━━━━━ Records to use

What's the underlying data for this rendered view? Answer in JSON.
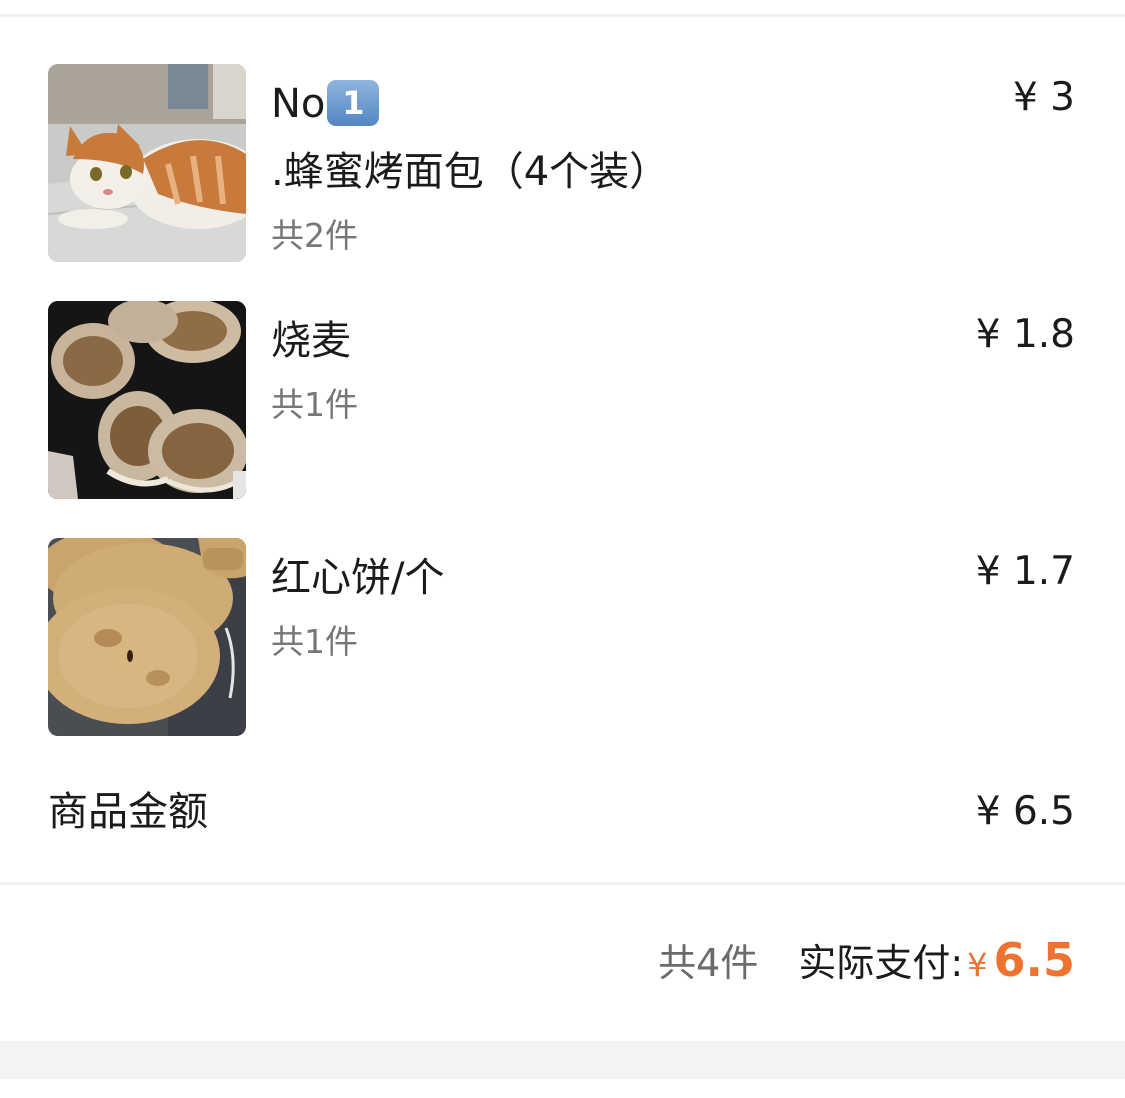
{
  "order": {
    "items": [
      {
        "title_prefix": "No",
        "title_badge": "1",
        "title_suffix": ".蜂蜜烤面包（4个装）",
        "count_text": "共2件",
        "price_text": "¥ 3",
        "image": "cat-photo"
      },
      {
        "title": "烧麦",
        "count_text": "共1件",
        "price_text": "¥ 1.8",
        "image": "shaomai-photo"
      },
      {
        "title": "红心饼/个",
        "count_text": "共1件",
        "price_text": "¥ 1.7",
        "image": "flatbread-photo"
      }
    ],
    "subtotal": {
      "label": "商品金额",
      "value": "¥ 6.5"
    },
    "total": {
      "count_text": "共4件",
      "label": "实际支付:",
      "currency": "¥",
      "value": "6.5"
    }
  },
  "colors": {
    "accent": "#ee7330",
    "muted_text": "#777777",
    "divider": "#f0f0f0"
  }
}
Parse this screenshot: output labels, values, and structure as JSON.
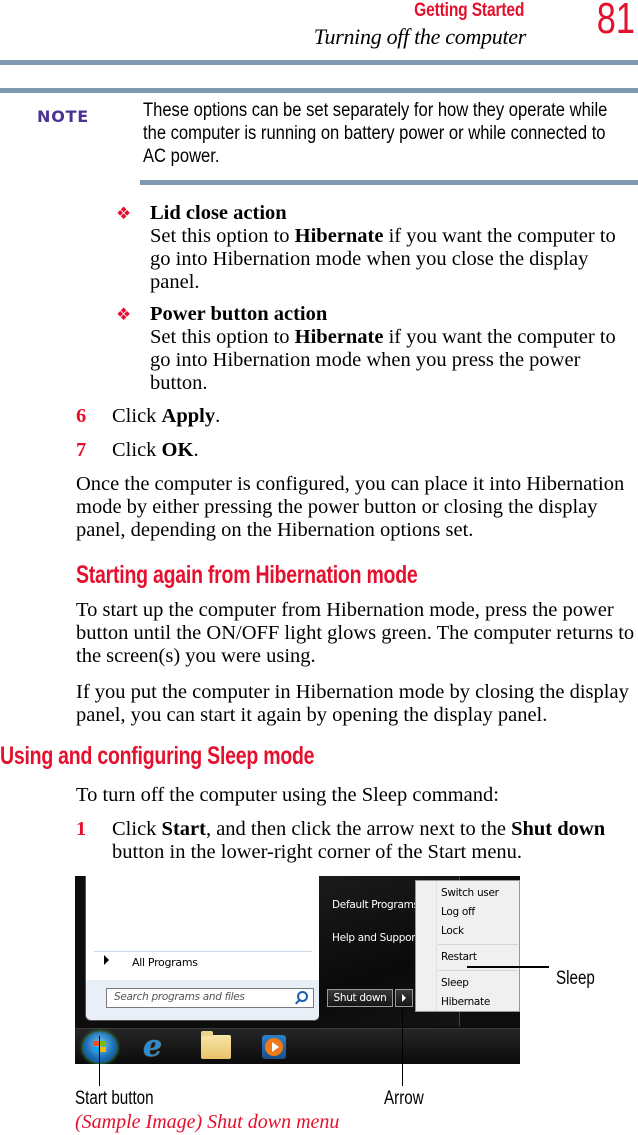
{
  "header": {
    "section": "Getting Started",
    "title": "Turning off the computer",
    "page_number": "81"
  },
  "note": {
    "label": "NOTE",
    "text": "These options can be set separately for how they operate while the computer is running on battery power or while connected to AC power."
  },
  "bullets": [
    {
      "title": "Lid close action",
      "pre": "Set this option to ",
      "bold": "Hibernate",
      "post": " if you want the computer to go into Hibernation mode when you close the display panel."
    },
    {
      "title": "Power button action",
      "pre": "Set this option to ",
      "bold": "Hibernate",
      "post": " if you want the computer to go into Hibernation mode when you press the power button."
    }
  ],
  "steps_a": [
    {
      "num": "6",
      "pre": "Click ",
      "bold": "Apply",
      "post": "."
    },
    {
      "num": "7",
      "pre": "Click ",
      "bold": "OK",
      "post": "."
    }
  ],
  "para_configured": "Once the computer is configured, you can place it into Hibernation mode by either pressing the power button or closing the display panel, depending on the Hibernation options set.",
  "section_start_again": {
    "heading": "Starting again from Hibernation mode",
    "para1": "To start up the computer from Hibernation mode, press the power button until the ON/OFF light glows green. The computer returns to the screen(s) you were using.",
    "para2": "If you put the computer in Hibernation mode by closing the display panel, you can start it again by opening the display panel."
  },
  "section_sleep": {
    "heading": "Using and configuring Sleep mode",
    "intro": "To turn off the computer using the Sleep command:",
    "step": {
      "num": "1",
      "pre": "Click ",
      "bold1": "Start",
      "mid": ", and then click the arrow next to the ",
      "bold2": "Shut down",
      "post": " button in the lower-right corner of the Start menu."
    }
  },
  "screenshot": {
    "all_programs": "All Programs",
    "search_placeholder": "Search programs and files",
    "right_pane": [
      "Default Programs",
      "Help and Support"
    ],
    "shutdown_label": "Shut down",
    "popup_items": [
      "Switch user",
      "Log off",
      "Lock",
      "Restart",
      "Sleep",
      "Hibernate"
    ]
  },
  "callouts": {
    "sleep": "Sleep",
    "start_button": "Start button",
    "arrow": "Arrow"
  },
  "caption": "(Sample Image) Shut down menu"
}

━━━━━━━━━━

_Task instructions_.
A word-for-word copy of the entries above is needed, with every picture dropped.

_Solution for this task_.
What's the underlying data for this rendered view? Answer in JSON.
{
  "order": {
    "items": [
      {
        "title_prefix": "No",
        "title_badge": "1",
        "title_suffix": ".蜂蜜烤面包（4个装）",
        "count_text": "共2件",
        "price_text": "¥ 3",
        "image": "cat-photo"
      },
      {
        "title": "烧麦",
        "count_text": "共1件",
        "price_text": "¥ 1.8",
        "image": "shaomai-photo"
      },
      {
        "title": "红心饼/个",
        "count_text": "共1件",
        "price_text": "¥ 1.7",
        "image": "flatbread-photo"
      }
    ],
    "subtotal": {
      "label": "商品金额",
      "value": "¥ 6.5"
    },
    "total": {
      "count_text": "共4件",
      "label": "实际支付:",
      "currency": "¥",
      "value": "6.5"
    }
  },
  "colors": {
    "accent": "#ee7330",
    "muted_text": "#777777",
    "divider": "#f0f0f0"
  }
}
Parse this screenshot: output labels, values, and structure as JSON.
{
  "header": {
    "section": "Getting Started",
    "title": "Turning off the computer",
    "page_number": "81"
  },
  "note": {
    "label": "NOTE",
    "text": "These options can be set separately for how they operate while the computer is running on battery power or while connected to AC power."
  },
  "bullets": [
    {
      "title": "Lid close action",
      "pre": "Set this option to ",
      "bold": "Hibernate",
      "post": " if you want the computer to go into Hibernation mode when you close the display panel."
    },
    {
      "title": "Power button action",
      "pre": "Set this option to ",
      "bold": "Hibernate",
      "post": " if you want the computer to go into Hibernation mode when you press the power button."
    }
  ],
  "steps_a": [
    {
      "num": "6",
      "pre": "Click ",
      "bold": "Apply",
      "post": "."
    },
    {
      "num": "7",
      "pre": "Click ",
      "bold": "OK",
      "post": "."
    }
  ],
  "para_configured": "Once the computer is configured, you can place it into Hibernation mode by either pressing the power button or closing the display panel, depending on the Hibernation options set.",
  "section_start_again": {
    "heading": "Starting again from Hibernation mode",
    "para1": "To start up the computer from Hibernation mode, press the power button until the ON/OFF light glows green. The computer returns to the screen(s) you were using.",
    "para2": "If you put the computer in Hibernation mode by closing the display panel, you can start it again by opening the display panel."
  },
  "section_sleep": {
    "heading": "Using and configuring Sleep mode",
    "intro": "To turn off the computer using the Sleep command:",
    "step": {
      "num": "1",
      "pre": "Click ",
      "bold1": "Start",
      "mid": ", and then click the arrow next to the ",
      "bold2": "Shut down",
      "post": " button in the lower-right corner of the Start menu."
    }
  },
  "screenshot": {
    "all_programs": "All Programs",
    "search_placeholder": "Search programs and files",
    "right_pane": [
      "Default Programs",
      "Help and Support"
    ],
    "shutdown_label": "Shut down",
    "popup_items": [
      "Switch user",
      "Log off",
      "Lock",
      "Restart",
      "Sleep",
      "Hibernate"
    ]
  },
  "callouts": {
    "sleep": "Sleep",
    "start_button": "Start button",
    "arrow": "Arrow"
  },
  "caption": "(Sample Image) Shut down menu"
}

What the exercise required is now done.